Zach Dorn’s latest spectacle, An Excruciatingly Ordinary Toy Theater Show, opens in San Antonio on Friday, March 20. The show, created in collaboration with playwright Murphi Cook, features a series of vignettes in which ordinary events – drawn from lost diary entries –are performed with paper puppets on a remarkably intricate miniature stage. Seen up close, through the lens of a carefully guided camera, these mundane happenings become deeply thought provoking in their nuances and unique details.
“Perhaps the ordinary is not quite as ordinary as we think it is,” Dorn said.
The performances will be held every Friday and Saturday evening at 8:30 p.m. from March 20 through April 18. Miniature Curiosa’s Toy Theater Parlor is located at the 1906 Gallery, 1906 S. Flores St. Tickets are $15 at the door or online. For Dorn, the intimate venue evokes the history of Toy Theater, which began in the Victorian era as a way to entertain family, friends and neighbors before or after dinner. Such productions would be held in family parlors, performed for an audience of less than a dozen people.
Dorn and Cook have created an experience that harkens back to this tradition, in both the intimacy of the setting, and the provision of snacks and libations before the show. Cook has designed the parlor so that visitors become immersed in the performance from the time they step through the door.
Dorn became interested in shadow and puppet theater during a stint in theater school in his native Florida. When he found out about the University of Connecticut’s Puppet Arts degree, he switched schools and earned his Bachelor of Fine Arts in Puppet Arts.
Without others to help him stage and perform his productions after graduation, he began to create puppets and paper theaters to bring his ideas to life.
His performances began as live streaming shows, exhibited over the Internet, or projected as live acts during art festivals. However, this medium left him naturally disconnected from the audience, and he looks forward to a more engaging experience in his parlor production.
An Excruciatingly Ordinary Toy Theater, which runs for about an hour, is comprised of ten vignettes. Stories include a lonely puppeteer stalking the child of two celebrities, a three-foot ghost plaguing an eight-year-old’s fragile psyche, and an opera-singing landlord who refuses to return a security deposit.
The performance was made possible by a Seed Grant from the Jim Henson Foundation. Dorn also recently received the Alan Beckstead Award for Original Production and the Tobin Grand Prize in Artistic Achievement from the Artist Foundation of San Antonio.

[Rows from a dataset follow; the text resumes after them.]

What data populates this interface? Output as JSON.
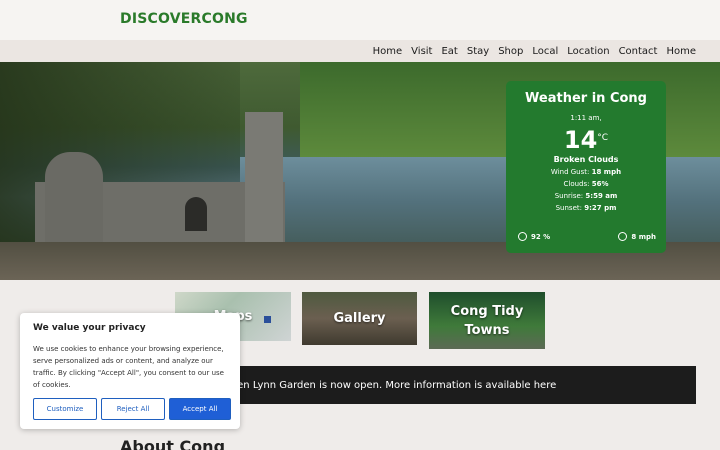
{
  "site": {
    "logo": "DISCOVERCONG"
  },
  "nav": {
    "items": [
      "Home",
      "Visit",
      "Eat",
      "Stay",
      "Shop",
      "Local",
      "Location",
      "Contact",
      "Home"
    ]
  },
  "weather": {
    "title": "Weather in Cong",
    "time": "1:11 am,",
    "temp": "14",
    "unit": "°C",
    "condition": "Broken Clouds",
    "wind_label": "Wind Gust:",
    "wind_value": "18 mph",
    "clouds_label": "Clouds:",
    "clouds_value": "56%",
    "sunrise_label": "Sunrise:",
    "sunrise_value": "5:59 am",
    "sunset_label": "Sunset:",
    "sunset_value": "9:27 pm",
    "humidity": "92 %",
    "wind_speed": "8 mph"
  },
  "tiles": [
    {
      "label": "Maps"
    },
    {
      "label": "Gallery"
    },
    {
      "label": "Cong Tidy Towns"
    }
  ],
  "banner": {
    "text": "een Lynn Garden is now open. More information is available here"
  },
  "about": {
    "title": "About Cong"
  },
  "cookie": {
    "title": "We value your privacy",
    "text": "We use cookies to enhance your browsing experience, serve personalized ads or content, and analyze our traffic. By clicking \"Accept All\", you consent to our use of cookies.",
    "customize": "Customize",
    "reject": "Reject All",
    "accept": "Accept All"
  },
  "colors": {
    "brand_green": "#2a7a2a",
    "weather_bg": "#237a2e",
    "accept_blue": "#1f5fd6"
  }
}
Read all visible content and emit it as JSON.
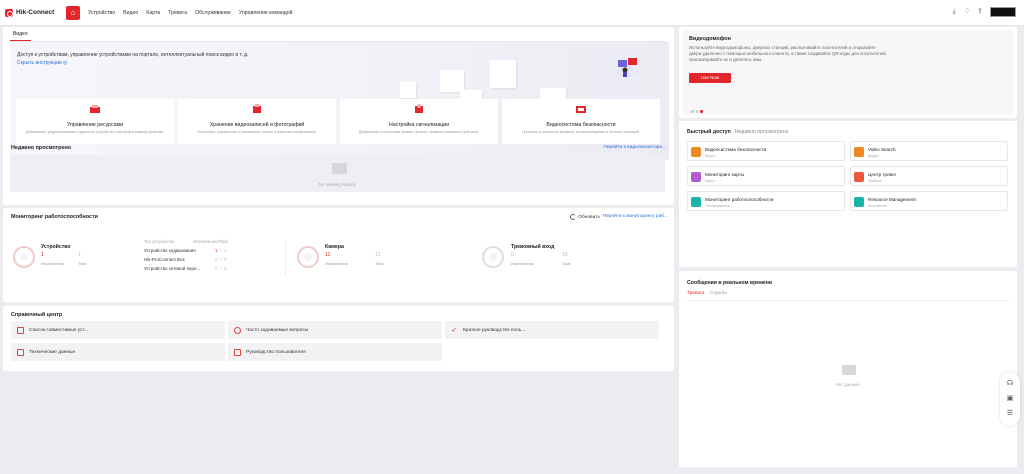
{
  "app": {
    "name": "Hik-Connect"
  },
  "nav": [
    "Устройство",
    "Видео",
    "Карта",
    "Тревога",
    "Обслуживание",
    "Управление командой"
  ],
  "main": {
    "tab": "Видео",
    "description": "Доступ к устройствам, управление устройствами на портале, интеллектуальный поиск видео и т. д.",
    "hide_link": "Скрыть инструкции",
    "features": [
      {
        "title": "Управление ресурсами",
        "desc": "Добавление, редактирование и удаление устройств и настройка видеоустройства."
      },
      {
        "title": "Хранение видеозаписей и фотографий",
        "desc": "Настройка, управление и расписание записи и хранения изображений."
      },
      {
        "title": "Настройка сигнализации",
        "desc": "Добавление и настройка правил тревоги, правила связанных действий."
      },
      {
        "title": "Видеосистема безопасности",
        "desc": "Просмотр в реальном времени, воспроизведение и больше операций."
      }
    ]
  },
  "recent": {
    "title": "Недавно просмотрено",
    "link": "Перейти к видеомонитори...",
    "empty": "No viewing history."
  },
  "health": {
    "title": "Мониторинг работоспособности",
    "refresh": "Обновить",
    "link": "Перейти к мониторингу раб...",
    "device": {
      "title": "Устройство",
      "exception": "1",
      "total": "1",
      "exc_label": "Исключения",
      "total_label": "Total"
    },
    "table_head": {
      "type": "Тип устройства",
      "exc_total": "Исключение/Total"
    },
    "rows": [
      {
        "name": "Устройство кодирования",
        "exc": "1",
        "total": "1"
      },
      {
        "name": "Hik-ProConnect Box",
        "exc": "0",
        "total": "0"
      },
      {
        "name": "Устройство сетевой пере...",
        "exc": "0",
        "total": "0"
      }
    ],
    "camera": {
      "title": "Камера",
      "exception": "11",
      "total": "11",
      "exc_label": "Исключения",
      "total_label": "Total"
    },
    "alarm": {
      "title": "Тревожный вход",
      "exception": "0",
      "total": "16",
      "exc_label": "Исключения",
      "total_label": "Total"
    }
  },
  "help": {
    "title": "Справочный центр",
    "items": [
      "Список совместимых уст...",
      "Часто задаваемые вопросы",
      "Краткое руководство поль...",
      "Технические данные",
      "Руководство пользователя"
    ]
  },
  "doorbell": {
    "title": "Видеодомофон",
    "desc": "Используйте видеодомофоны, дверных станций, распознавайте посетителей и открывайте двери удаленно с помощью мобильного клиента, а также создавайте QR-коды для посетителей, просматривайте их и делитесь ими.",
    "button": "Use Now"
  },
  "quick": {
    "tab_active": "Быстрый доступ",
    "tab_other": "Недавно просмотрено",
    "items": [
      {
        "name": "Видеосистема безопасности",
        "sub": "Видео",
        "color": "#f08a24"
      },
      {
        "name": "Video Search",
        "sub": "Видео",
        "color": "#f08a24"
      },
      {
        "name": "Мониторинг карты",
        "sub": "Карта",
        "color": "#b45bd1"
      },
      {
        "name": "Центр тревог",
        "sub": "Тревога",
        "color": "#f0563b"
      },
      {
        "name": "Мониторинг работоспособности",
        "sub": "Обслуживание",
        "color": "#1ab3a8"
      },
      {
        "name": "Resource Management",
        "sub": "Устройство",
        "color": "#1ab3a8"
      }
    ]
  },
  "realtime": {
    "title": "Сообщения в реальном времени",
    "tab_active": "Тревога",
    "tab_other": "Служба",
    "empty": "Нет данных."
  }
}
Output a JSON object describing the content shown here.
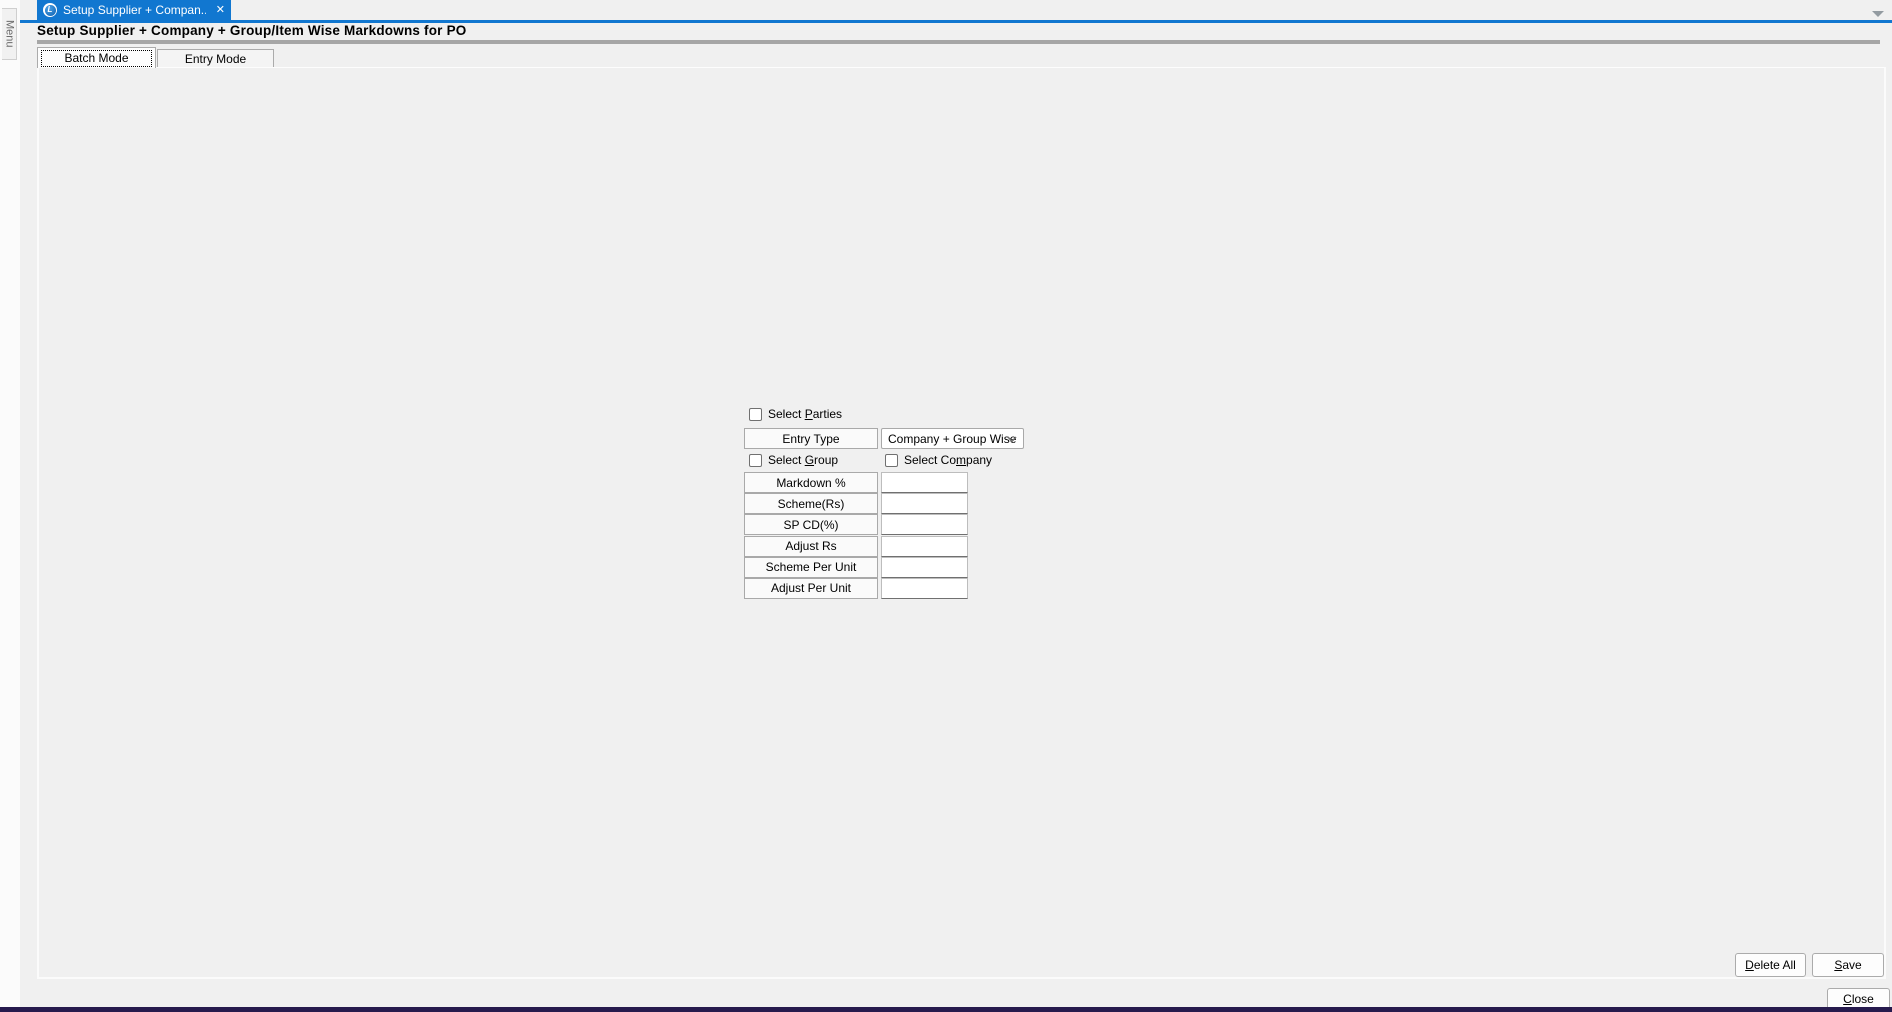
{
  "window": {
    "menu_strip_label": "Menu",
    "doc_tab": {
      "title": "Setup Supplier + Compan...",
      "logo_letter": "L",
      "close_glyph": "✕"
    },
    "page_title": "Setup Supplier + Company + Group/Item Wise Markdowns for PO",
    "mode_tabs": [
      {
        "label": "Batch Mode",
        "active": true
      },
      {
        "label": "Entry Mode",
        "active": false
      }
    ]
  },
  "form": {
    "select_parties": {
      "pre": "Select ",
      "m": "P",
      "post": "arties",
      "checked": false
    },
    "entry_type_label": "Entry Type",
    "entry_type_value": "Company + Group Wise",
    "select_group": {
      "pre": "Select ",
      "m": "G",
      "post": "roup",
      "checked": false
    },
    "select_company": {
      "pre": "Select Co",
      "m": "m",
      "post": "pany",
      "checked": false
    },
    "fields": [
      {
        "label": "Markdown %",
        "value": ""
      },
      {
        "label": "Scheme(Rs)",
        "value": ""
      },
      {
        "label": "SP CD(%)",
        "value": ""
      },
      {
        "label": "Adjust Rs",
        "value": ""
      },
      {
        "label": "Scheme Per Unit",
        "value": ""
      },
      {
        "label": "Adjust Per Unit",
        "value": ""
      }
    ]
  },
  "buttons": {
    "delete_all": {
      "m": "D",
      "post": "elete All"
    },
    "save": {
      "m": "S",
      "post": "ave"
    },
    "close": {
      "m": "C",
      "post": "lose"
    }
  },
  "colors": {
    "accent_blue": "#1177d0",
    "bottom_border_purple": "#261a4d",
    "title_rule_gray": "#a6a6a6"
  }
}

The spectacle promises to be anything but ordinary.
*Featured.top image: Zach Dorn and his “Excruciatingly Ordinary Toy Theater Show.” Courtesy photo.